Upile, T., Jerjes, W., Radhi, H., Al-Khawalde, M., Kafas, P., Nouraei, S., et al. (2011). Vascular mimicry in cultured head and neck tumour cell lines. Head Neck Oncol. 3 (1), 55. doi: 10.1186/1758-3284-3-55
Wang, W., Lin, P., Han, C., Cai, W., Zhao, X., Sun, B. (2010). Vasculogenic mimicry contributes to lymph node metastasis of laryngeal squamous cell carcinoma. J. Exp. Clin. Cancer Res. 29 (1), 60. doi: 10.1186/1756-9966-29-60
Yamazaki, Y., Saitoh, M., Notani, K. I., Tei, K., Totsuka, Y., Takinami, S. I., et al. (2008). Assessment of cervical lymph node metastases using FDG-PET in patients with head and neck cancer. Ann. Nucl. Med. 22 (3), 177–184. doi: 10.1007/s12149-007-0097-9
Yan, F., Li, X., Jin, Q., Jiang, C., Zhang, Z., Ling, T., et al. (2011). Therapeutic ultrasonic microbubbles carrying paclitaxel and LyP-1 peptide: preparation, characterization and application to ultrasound-assisted chemotherapy in breast cancer cells. Ultrasound Med. Biol. 37 (5), 768–779. doi: 10.1016/j.ultrasmedbio.2011.02.006

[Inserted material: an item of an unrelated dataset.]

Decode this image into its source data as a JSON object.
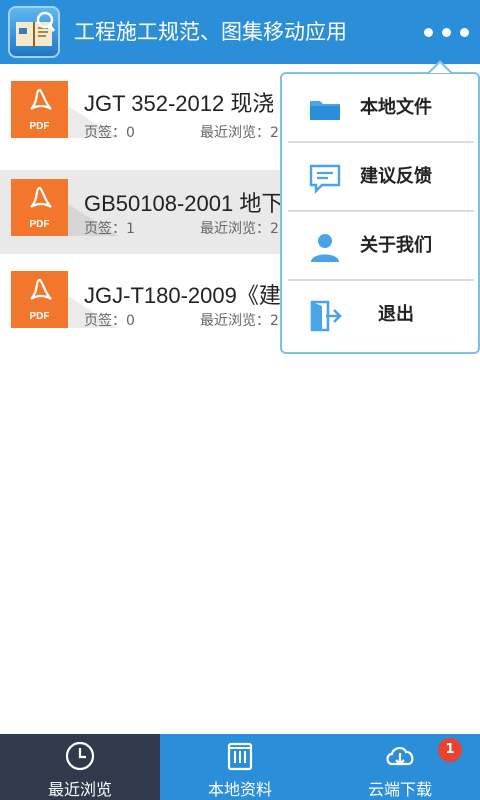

Keywords: ultrasound molecular imaging, matrix metalloproteinase-1, laryngeal squamous cell carcinoma, targeted microbubbles, vasculogenic mimicry
Citation: Zhou Y, Song Z, Hu Q, Ji X, Zheng H, Wang X and Li Z (2019) Evaluation of the Expression of Matrix Metalloproteinase-1 of Laryngeal Squamous Cell Carcinoma by Ultrasound Molecular Imaging. Front. Pharmacol. 10:655. doi: 10.3389/fphar.2019.00655
Received: 30 January 2019; Accepted: 20 May 2019;
Published: 19 June 2019.
Edited by:Fei Yan, Shenzhen Institutes of Advanced Technology (CAS), China
Reviewed by:Yihan Chen, Huazhong University of Science and Technology, China
Feng Wang, Xinxiang Medical University, China
Copyright © 2019 Zhou, Song, Hu, Ji, Zheng, Wang and Li. This is an open-access article distributed under the terms of the Creative Commons Attribution License (CC BY). The use, distribution or reproduction in other forums is permitted, provided the original author(s) and the copyright owner(s) are credited and that the original publication in this journal is cited, in accordance with accepted academic practice. No use, distribution or reproduction is permitted which does not comply with these terms.
†These authors have contributed equally to this work.